PositiveThe Washington Post... gives a brisk and engaging account of the effort to hold Vice President Spiro Agnew criminally accountable, and it sheds light on the challenges — legal, moral, political — of treating presidents and vice presidents like every other citizen ... Media personalities tend to favor history built on baseless conspiracy theories...In Bag Man, however, Maddow and Yarvitz adopt a more trenchant approach, basing their storytelling on archival research and oral histories that yield fresh details about the ordeal confronting prosecutors investigating Agnew’s abuses of power ... At times, though, the Agnew-as-Trump analogy is overwrought. The authors give Agnew too much credit for innovating a brand of politics that owed as much, if not more, to the era’s grass-roots conservative mobilization, the growing influence of far-right media, and leaders even more influential than Agnew such as Joe McCarthy, Roy Cohn, George Wallace, Phyllis Schlafly and Newt Gingrich. (Also left unaddressed is whether Agnew might have survived in office had Fox News and Twitter existed to defend him in the early 1970s) ... Some of the writing tends toward the glib ... is also partial to a good-and-evil theme that crowds out nuance and reflects the limits of turning partisan cable television and podcasting into sober-minded historical analysis ... Nonetheless, this fast-paced and well-researched book underscores how the nation’s legal and political systems struggle to hold the most powerful elected leaders responsible for their crimes.
David E Hoffman
PositiveThe Washington Post\"... unsettling ... The Dead Hand argues convincingly that America\'s victory in the Cold War wasn\'t nearly as triumphant as the most self-congratulatory among us have tended to believe ... Hoffman\'s book is a chillingly modern historical tale about a collective failure with lasting consequences ... The Dead Hand at times veers too quickly from stories of spies to politicians and to scientists and varied weapons facilities, and its portrait of Reagan is surprisingly benign.\
RaveThe Washington Post\"Presidents of War is a significant feat of historical synthesis. Beschloss is a deft researcher and a first-rate storyteller, and his book draws from not only other scholarship but also from diaries, memos, tapes and interviews to construct a pointillist canvas that plumbs the hopes, ideals, fears and delusions that prompted some presidents to lead the country into armed conflict. Rather than a paean to presidential courage in the tradition of Stephen Ambrose, Presidents of War is a sober-minded analysis that stresses the ways presidents wielded deception as a weapon ... The idea that presidents have acquired imperial power, especially in war, is a familiar concept. Yet Presidents of War provides a deep history of how chief executives since the early 19th century have waged war under confused circumstances and often with secret motives ... As this fine book demonstrates, the Constitution, for all its virtues, has proved unable to check presidents who become bent on waging war. Most of the wars described here were grounded in deception and, arguably, were unjust wars of choice. Beschloss drives this point home in his disquieting study.\
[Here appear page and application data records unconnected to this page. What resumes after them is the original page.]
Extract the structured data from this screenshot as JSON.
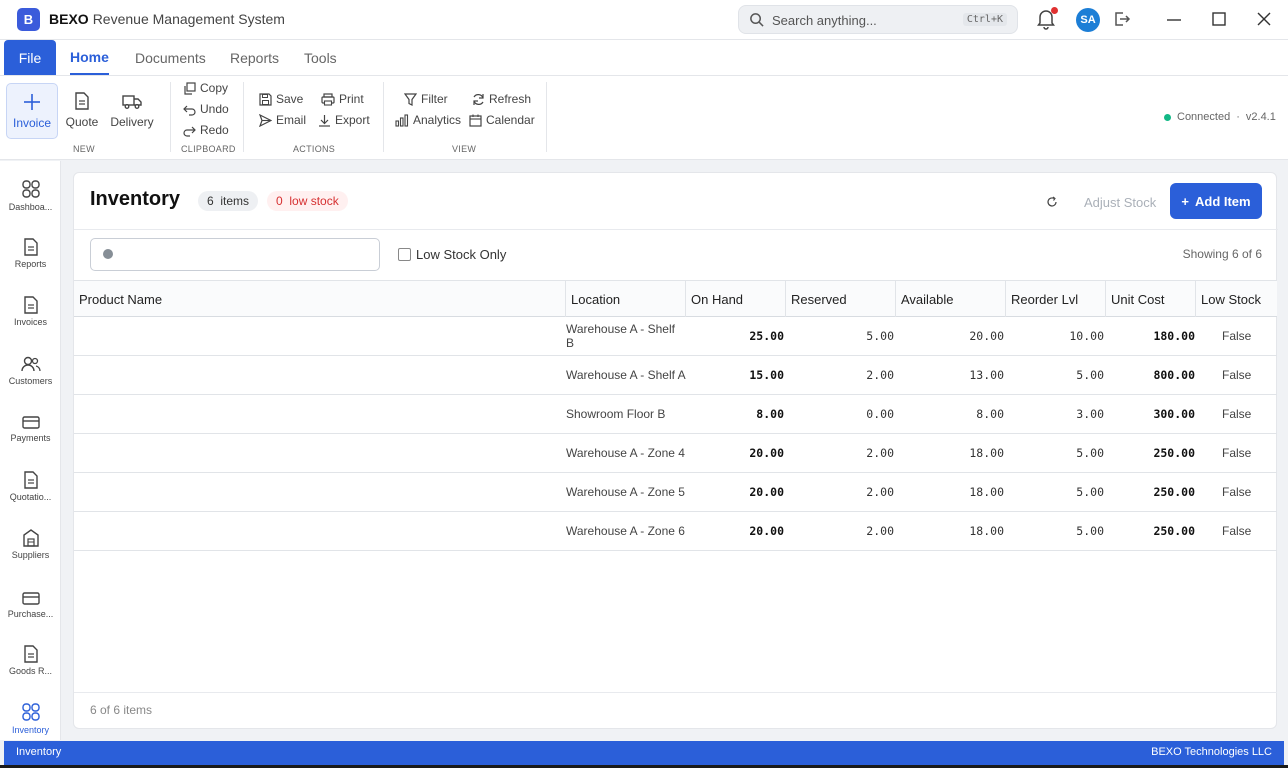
{
  "app": {
    "logo_letter": "B",
    "brand": "BEXO",
    "title": "Revenue Management System"
  },
  "search": {
    "placeholder": "Search anything...",
    "shortcut": "Ctrl+K"
  },
  "user": {
    "initials": "SA"
  },
  "menu": {
    "file": "File",
    "tabs": [
      "Home",
      "Documents",
      "Reports",
      "Tools"
    ]
  },
  "ribbon": {
    "new": {
      "label": "NEW",
      "invoice": "Invoice",
      "quote": "Quote",
      "delivery": "Delivery"
    },
    "clipboard": {
      "label": "CLIPBOARD",
      "copy": "Copy",
      "undo": "Undo",
      "redo": "Redo"
    },
    "actions": {
      "label": "ACTIONS",
      "save": "Save",
      "print": "Print",
      "email": "Email",
      "export": "Export"
    },
    "view": {
      "label": "VIEW",
      "filter": "Filter",
      "refresh": "Refresh",
      "analytics": "Analytics",
      "calendar": "Calendar"
    },
    "status": {
      "connected": "Connected",
      "sep": "·",
      "version": "v2.4.1"
    }
  },
  "sidebar": {
    "items": [
      "Dashboa...",
      "Reports",
      "Invoices",
      "Customers",
      "Payments",
      "Quotatio...",
      "Suppliers",
      "Purchase...",
      "Goods R...",
      "Inventory"
    ]
  },
  "page": {
    "title": "Inventory",
    "items_badge_count": "6",
    "items_badge_text": "items",
    "low_badge_count": "0",
    "low_badge_text": "low stock",
    "adjust_label": "Adjust Stock",
    "add_label": "Add Item",
    "low_stock_only": "Low Stock Only",
    "showing": "Showing  6  of  6",
    "footer": "6  of  6  items"
  },
  "table": {
    "columns": [
      "Product Name",
      "Location",
      "On Hand",
      "Reserved",
      "Available",
      "Reorder Lvl",
      "Unit Cost",
      "Low Stock"
    ],
    "rows": [
      {
        "name": "",
        "location": "Warehouse A - Shelf B",
        "on_hand": "25.00",
        "reserved": "5.00",
        "available": "20.00",
        "reorder": "10.00",
        "unit_cost": "180.00",
        "low": "False"
      },
      {
        "name": "",
        "location": "Warehouse A - Shelf A",
        "on_hand": "15.00",
        "reserved": "2.00",
        "available": "13.00",
        "reorder": "5.00",
        "unit_cost": "800.00",
        "low": "False"
      },
      {
        "name": "",
        "location": "Showroom Floor B",
        "on_hand": "8.00",
        "reserved": "0.00",
        "available": "8.00",
        "reorder": "3.00",
        "unit_cost": "300.00",
        "low": "False"
      },
      {
        "name": "",
        "location": "Warehouse A - Zone 4",
        "on_hand": "20.00",
        "reserved": "2.00",
        "available": "18.00",
        "reorder": "5.00",
        "unit_cost": "250.00",
        "low": "False"
      },
      {
        "name": "",
        "location": "Warehouse A - Zone 5",
        "on_hand": "20.00",
        "reserved": "2.00",
        "available": "18.00",
        "reorder": "5.00",
        "unit_cost": "250.00",
        "low": "False"
      },
      {
        "name": "",
        "location": "Warehouse A - Zone 6",
        "on_hand": "20.00",
        "reserved": "2.00",
        "available": "18.00",
        "reorder": "5.00",
        "unit_cost": "250.00",
        "low": "False"
      }
    ]
  },
  "statusbar": {
    "left": "Inventory",
    "right": "BEXO Technologies LLC"
  },
  "colors": {
    "accent": "#2b5fd9",
    "danger": "#d63031",
    "connected": "#12b886"
  }
}
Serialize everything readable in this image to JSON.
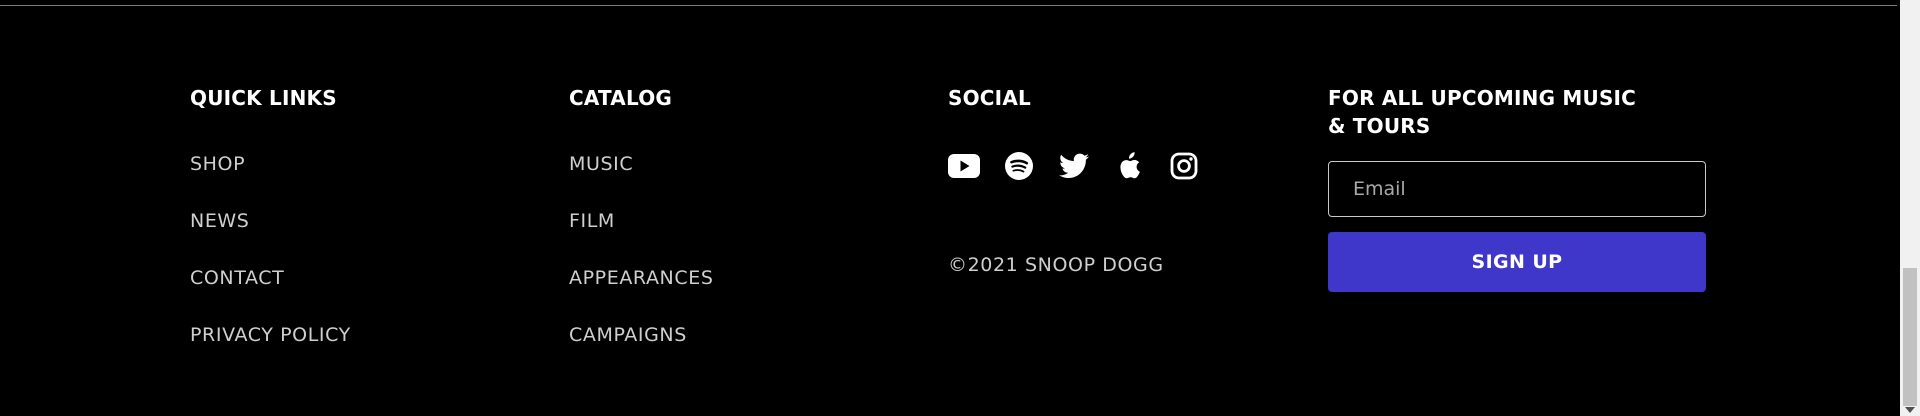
{
  "footer": {
    "quick_links": {
      "heading": "QUICK LINKS",
      "items": [
        {
          "label": "SHOP"
        },
        {
          "label": "NEWS"
        },
        {
          "label": "CONTACT"
        },
        {
          "label": "PRIVACY POLICY"
        }
      ]
    },
    "catalog": {
      "heading": "CATALOG",
      "items": [
        {
          "label": "MUSIC"
        },
        {
          "label": "FILM"
        },
        {
          "label": "APPEARANCES"
        },
        {
          "label": "CAMPAIGNS"
        }
      ]
    },
    "social": {
      "heading": "SOCIAL",
      "icons": [
        "youtube-icon",
        "spotify-icon",
        "twitter-icon",
        "apple-icon",
        "instagram-icon"
      ],
      "copyright": "©2021 SNOOP DOGG"
    },
    "signup": {
      "heading": "FOR ALL UPCOMING MUSIC & TOURS",
      "email_placeholder": "Email",
      "email_value": "",
      "button_label": "SIGN UP",
      "button_color": "#3f37c9"
    }
  },
  "colors": {
    "background": "#000000",
    "heading": "#ffffff",
    "link": "#cfcfcf",
    "accent": "#3f37c9"
  }
}
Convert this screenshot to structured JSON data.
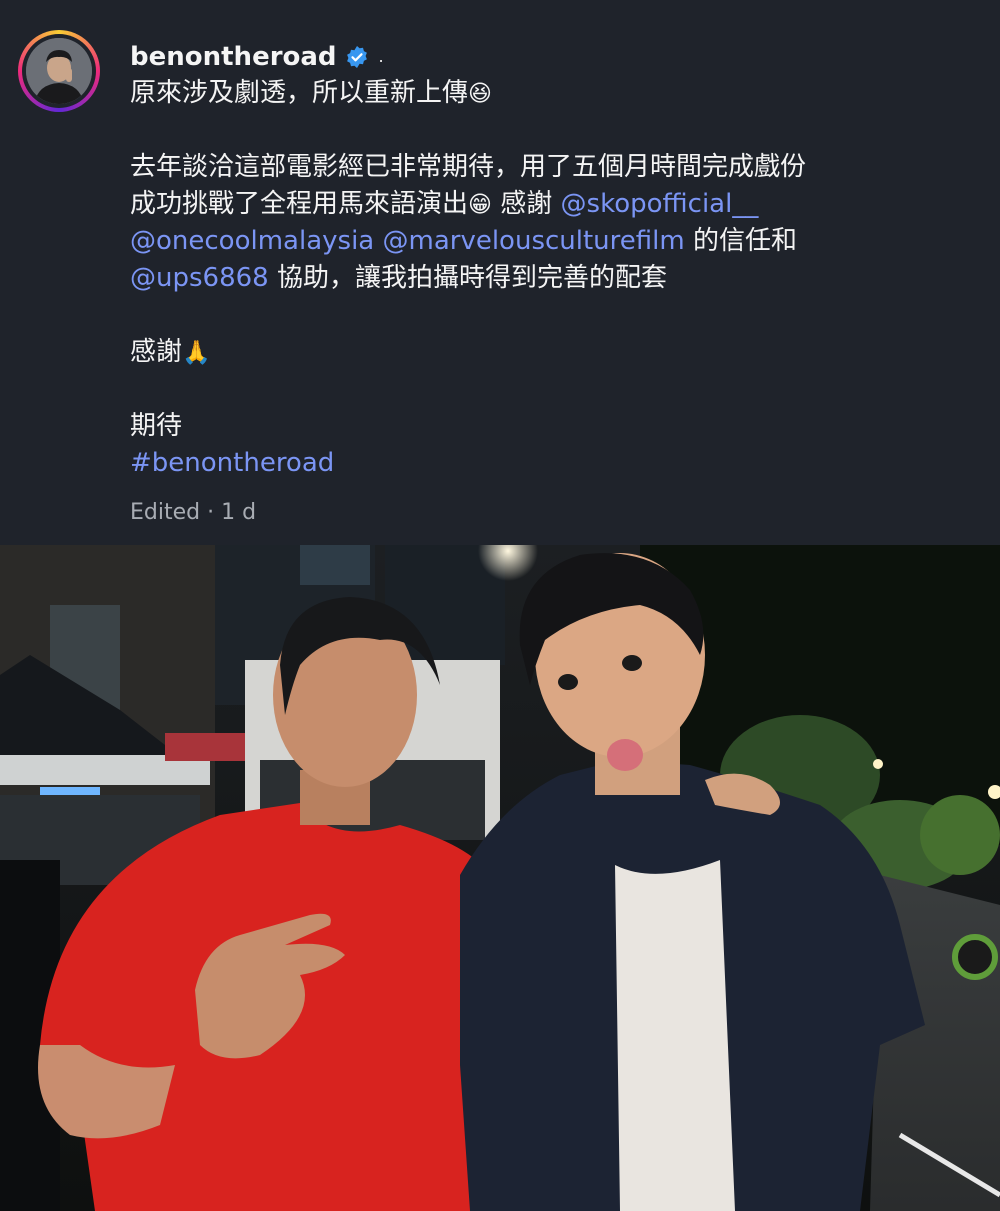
{
  "post": {
    "username": "benontheroad",
    "separator": ".",
    "line1_text": "原來涉及劇透，所以重新上傳",
    "line1_emoji": "😆",
    "line2": "去年談洽這部電影經已非常期待，用了五個月時間完成戲份",
    "line3_text": "成功挑戰了全程用馬來語演出",
    "line3_emoji": "😁",
    "line3_thanks": " 感謝 ",
    "mention1": "@skopofficial__",
    "mention2": "@onecoolmalaysia",
    "mention3": "@marvelousculturefilm",
    "line4_suffix": " 的信任和",
    "mention4": "@ups6868",
    "line5_suffix": " 協助，讓我拍攝時得到完善的配套",
    "thanks_text": "感謝",
    "thanks_emoji": "🙏",
    "looking_forward": "期待",
    "hashtag": "#benontheroad",
    "meta": "Edited · 1 d"
  },
  "colors": {
    "background": "#1f232b",
    "link": "#7b95f4",
    "verified_badge": "#3897f0"
  },
  "icons": {
    "verified": "verified-badge-icon"
  }
}
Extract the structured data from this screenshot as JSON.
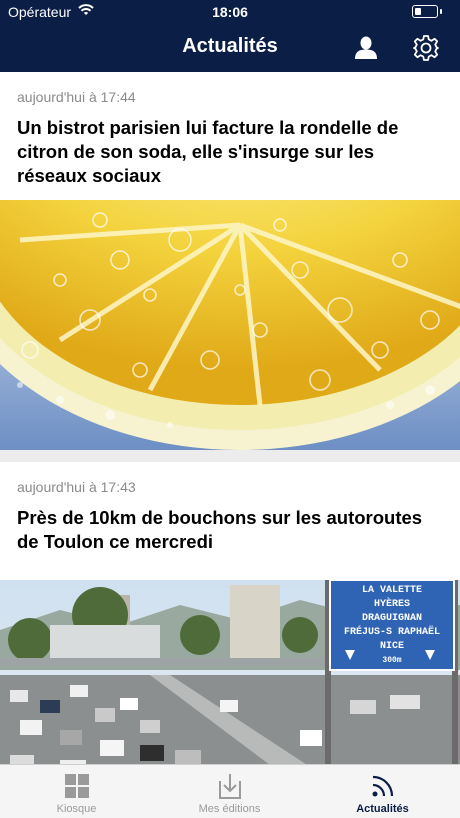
{
  "status_bar": {
    "carrier": "Opérateur",
    "time": "18:06"
  },
  "nav": {
    "title": "Actualités"
  },
  "articles": [
    {
      "date": "aujourd'hui à 17:44",
      "title": "Un bistrot parisien lui facture la rondelle de citron de son soda, elle s'insurge sur les réseaux sociaux"
    },
    {
      "date": "aujourd'hui à 17:43",
      "title": "Près de 10km de bouchons sur les autoroutes de Toulon ce mercredi",
      "sign_lines": [
        "LA VALETTE",
        "HYÈRES",
        "DRAGUIGNAN",
        "FRÉJUS-S RAPHAËL",
        "NICE",
        "300m"
      ]
    }
  ],
  "tabs": [
    {
      "label": "Kiosque",
      "icon": "grid-icon"
    },
    {
      "label": "Mes éditions",
      "icon": "download-icon"
    },
    {
      "label": "Actualités",
      "icon": "rss-icon"
    }
  ],
  "colors": {
    "header": "#0b1e45",
    "active_tab": "#0b1e45",
    "inactive_tab": "#9a9a9a"
  }
}
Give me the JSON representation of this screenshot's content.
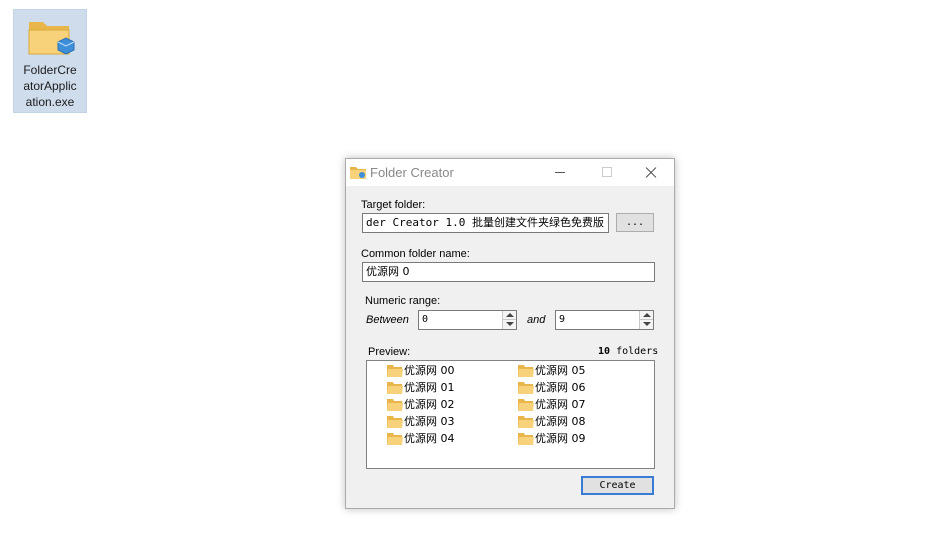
{
  "desktop_icon": {
    "label": "FolderCre\natorApplic\nation.exe"
  },
  "window": {
    "title": "Folder Creator",
    "target_folder": {
      "label": "Target folder:",
      "value": "der Creator 1.0 批量创建文件夹绿色免费版",
      "browse_label": "..."
    },
    "common_name": {
      "label": "Common folder name:",
      "value": "优源网 0"
    },
    "numeric_range": {
      "label": "Numeric range:",
      "between_label": "Between",
      "from_value": "0",
      "and_label": "and",
      "to_value": "9"
    },
    "preview": {
      "label": "Preview:",
      "count_value": "10",
      "count_unit": "folders",
      "items": [
        "优源网 00",
        "优源网 01",
        "优源网 02",
        "优源网 03",
        "优源网 04",
        "优源网 05",
        "优源网 06",
        "优源网 07",
        "优源网 08",
        "优源网 09"
      ]
    },
    "create_label": "Create"
  },
  "colors": {
    "folder": "#f2c55c",
    "accent": "#3a7bd5"
  }
}
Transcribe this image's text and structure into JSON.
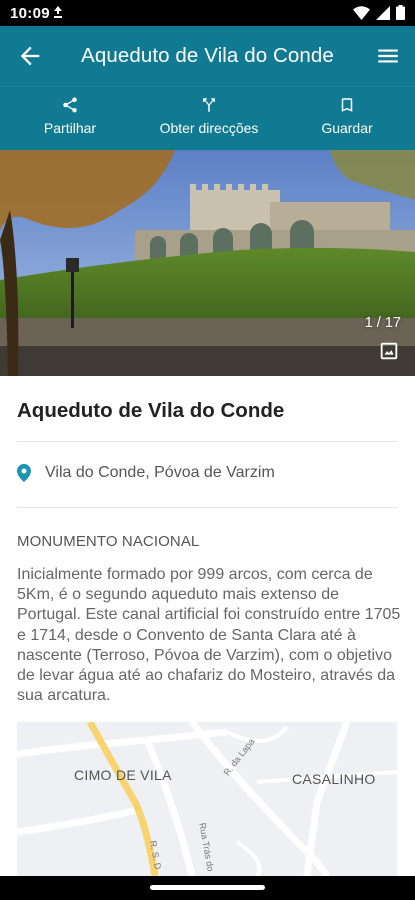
{
  "status_bar": {
    "time": "10:09"
  },
  "app_bar": {
    "title": "Aqueduto de Vila do Conde"
  },
  "actions": {
    "share_label": "Partilhar",
    "directions_label": "Obter direcções",
    "save_label": "Guardar"
  },
  "gallery": {
    "counter": "1 / 17"
  },
  "place": {
    "title": "Aqueduto de Vila do Conde",
    "location": "Vila do Conde, Póvoa de Varzim",
    "category": "MONUMENTO NACIONAL",
    "description": "Inicialmente formado por 999 arcos, com cerca de 5Km, é o segundo aqueduto mais extenso de Portugal. Este canal artificial foi construído entre 1705 e 1714, desde o Convento de Santa Clara até à nascente (Terroso, Póvoa de Varzim), com o objetivo de levar água até ao chafariz do Mosteiro, através da sua arcatura."
  },
  "map": {
    "labels": {
      "cimo_de_vila": "CIMO DE VILA",
      "casalinho": "CASALINHO",
      "r_da_lapa": "R. da Lapa",
      "rua_tras": "Rua Trás do",
      "r_s_d": "R. S. D"
    }
  },
  "colors": {
    "primary": "#0f7a92",
    "pin": "#1a94b0"
  },
  "icons": {
    "back": "arrow-back-icon",
    "menu": "hamburger-menu-icon",
    "share": "share-icon",
    "directions": "directions-icon",
    "save": "bookmark-icon",
    "gallery": "photo-gallery-icon",
    "location": "location-pin-icon"
  }
}
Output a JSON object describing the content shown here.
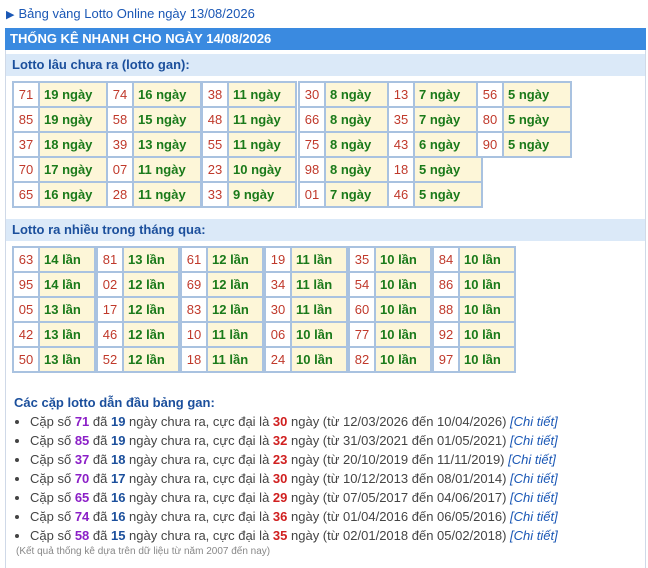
{
  "header": {
    "link_text": "Bảng vàng Lotto Online ngày 13/08/2026",
    "title": "THỐNG KÊ NHANH CHO NGÀY 14/08/2026"
  },
  "gan": {
    "heading": "Lotto lâu chưa ra (lotto gan):",
    "columns": [
      [
        [
          "71",
          "19 ngày"
        ],
        [
          "85",
          "19 ngày"
        ],
        [
          "37",
          "18 ngày"
        ],
        [
          "70",
          "17 ngày"
        ],
        [
          "65",
          "16 ngày"
        ]
      ],
      [
        [
          "74",
          "16 ngày"
        ],
        [
          "58",
          "15 ngày"
        ],
        [
          "39",
          "13 ngày"
        ],
        [
          "07",
          "11 ngày"
        ],
        [
          "28",
          "11 ngày"
        ]
      ],
      [
        [
          "38",
          "11 ngày"
        ],
        [
          "48",
          "11 ngày"
        ],
        [
          "55",
          "11 ngày"
        ],
        [
          "23",
          "10 ngày"
        ],
        [
          "33",
          "9 ngày"
        ]
      ],
      [
        [
          "30",
          "8 ngày"
        ],
        [
          "66",
          "8 ngày"
        ],
        [
          "75",
          "8 ngày"
        ],
        [
          "98",
          "8 ngày"
        ],
        [
          "01",
          "7 ngày"
        ]
      ],
      [
        [
          "13",
          "7 ngày"
        ],
        [
          "35",
          "7 ngày"
        ],
        [
          "43",
          "6 ngày"
        ],
        [
          "18",
          "5 ngày"
        ],
        [
          "46",
          "5 ngày"
        ]
      ],
      [
        [
          "56",
          "5 ngày"
        ],
        [
          "80",
          "5 ngày"
        ],
        [
          "90",
          "5 ngày"
        ]
      ]
    ]
  },
  "freq": {
    "heading": "Lotto ra nhiều trong tháng qua:",
    "columns": [
      [
        [
          "63",
          "14 lần"
        ],
        [
          "95",
          "14 lần"
        ],
        [
          "05",
          "13 lần"
        ],
        [
          "42",
          "13 lần"
        ],
        [
          "50",
          "13 lần"
        ]
      ],
      [
        [
          "81",
          "13 lần"
        ],
        [
          "02",
          "12 lần"
        ],
        [
          "17",
          "12 lần"
        ],
        [
          "46",
          "12 lần"
        ],
        [
          "52",
          "12 lần"
        ]
      ],
      [
        [
          "61",
          "12 lần"
        ],
        [
          "69",
          "12 lần"
        ],
        [
          "83",
          "12 lần"
        ],
        [
          "10",
          "11 lần"
        ],
        [
          "18",
          "11 lần"
        ]
      ],
      [
        [
          "19",
          "11 lần"
        ],
        [
          "34",
          "11 lần"
        ],
        [
          "30",
          "11 lần"
        ],
        [
          "06",
          "10 lần"
        ],
        [
          "24",
          "10 lần"
        ]
      ],
      [
        [
          "35",
          "10 lần"
        ],
        [
          "54",
          "10 lần"
        ],
        [
          "60",
          "10 lần"
        ],
        [
          "77",
          "10 lần"
        ],
        [
          "82",
          "10 lần"
        ]
      ],
      [
        [
          "84",
          "10 lần"
        ],
        [
          "86",
          "10 lần"
        ],
        [
          "88",
          "10 lần"
        ],
        [
          "92",
          "10 lần"
        ],
        [
          "97",
          "10 lần"
        ]
      ]
    ]
  },
  "pairs": {
    "heading": "Các cặp lotto dẫn đầu bảng gan:",
    "prefix": "Cặp số",
    "da": "đã",
    "mid": "ngày chưa ra, cực đại là",
    "suffix_ngay": "ngày",
    "link": "[Chi tiết]",
    "items": [
      {
        "num": "71",
        "days": "19",
        "max": "30",
        "range": "(từ 12/03/2026 đến 10/04/2026)"
      },
      {
        "num": "85",
        "days": "19",
        "max": "32",
        "range": "(từ 31/03/2021 đến 01/05/2021)"
      },
      {
        "num": "37",
        "days": "18",
        "max": "23",
        "range": "(từ 20/10/2019 đến 11/11/2019)"
      },
      {
        "num": "70",
        "days": "17",
        "max": "30",
        "range": "(từ 10/12/2013 đến 08/01/2014)"
      },
      {
        "num": "65",
        "days": "16",
        "max": "29",
        "range": "(từ 07/05/2017 đến 04/06/2017)"
      },
      {
        "num": "74",
        "days": "16",
        "max": "36",
        "range": "(từ 01/04/2016 đến 06/05/2016)"
      },
      {
        "num": "58",
        "days": "15",
        "max": "35",
        "range": "(từ 02/01/2018 đến 05/02/2018)"
      }
    ]
  },
  "note": "(Kết quả thống kê dựa trên dữ liệu từ năm 2007 đến nay)"
}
PositiveThe Washington PostThis deeply researched book is written with verve, and serves as a study in the messy intricacies of nuclear doctrine and the utter incapacity of humans to faithfully control awesome arsenals of unfathomable destructive force ... This \'Reagan-centric\' view of how the Cold War ended is part of a growing trend in scholarship. But it tends to shortchange Mikhail Gorbachev’s arguably more influential role in winding down the Cold War, as well as decades-long developments...in explaining the decline of the Soviet-U.S. standoff. Nonetheless, Ambinder shows Reagan and his team moving deliberately and thoughtfully to ease tensions in the wake of the war scare, contributing to our understanding of Reagan’s role in this milestone. At times, The Brink moves so quickly from scene to scene and involves so many characters, plotlines and acronyms (SIOP, RYAN, NMCC) that the arc of the story can be hard to track; the themes of the book get obscured in the whipsaw-like narration. Ultimately, however, The Brink conveys not just the causes of the 1983 war scare but also how control of nuclear weaponry is inherently a flawed human undertaking.
David J. Barron
RaveThe Washington Post...provides a trenchant counterargument to the idea that wartime presidents are pretty much omnipotent ... With an ambitious sweep and brimming with subtle insights, Waging War is a deep history and a thoughtful inquiry into how the constitutional system of checks and balances has functioned when it comes to waging war and making peace. Barron’s argument — bolstered by a sure grasp of constitutional debates and the ongoing struggles pitting the executive against the legislative and judicial branches — is both surprising and oddly reassuring. Members of Congress in particular would do well to absorb it.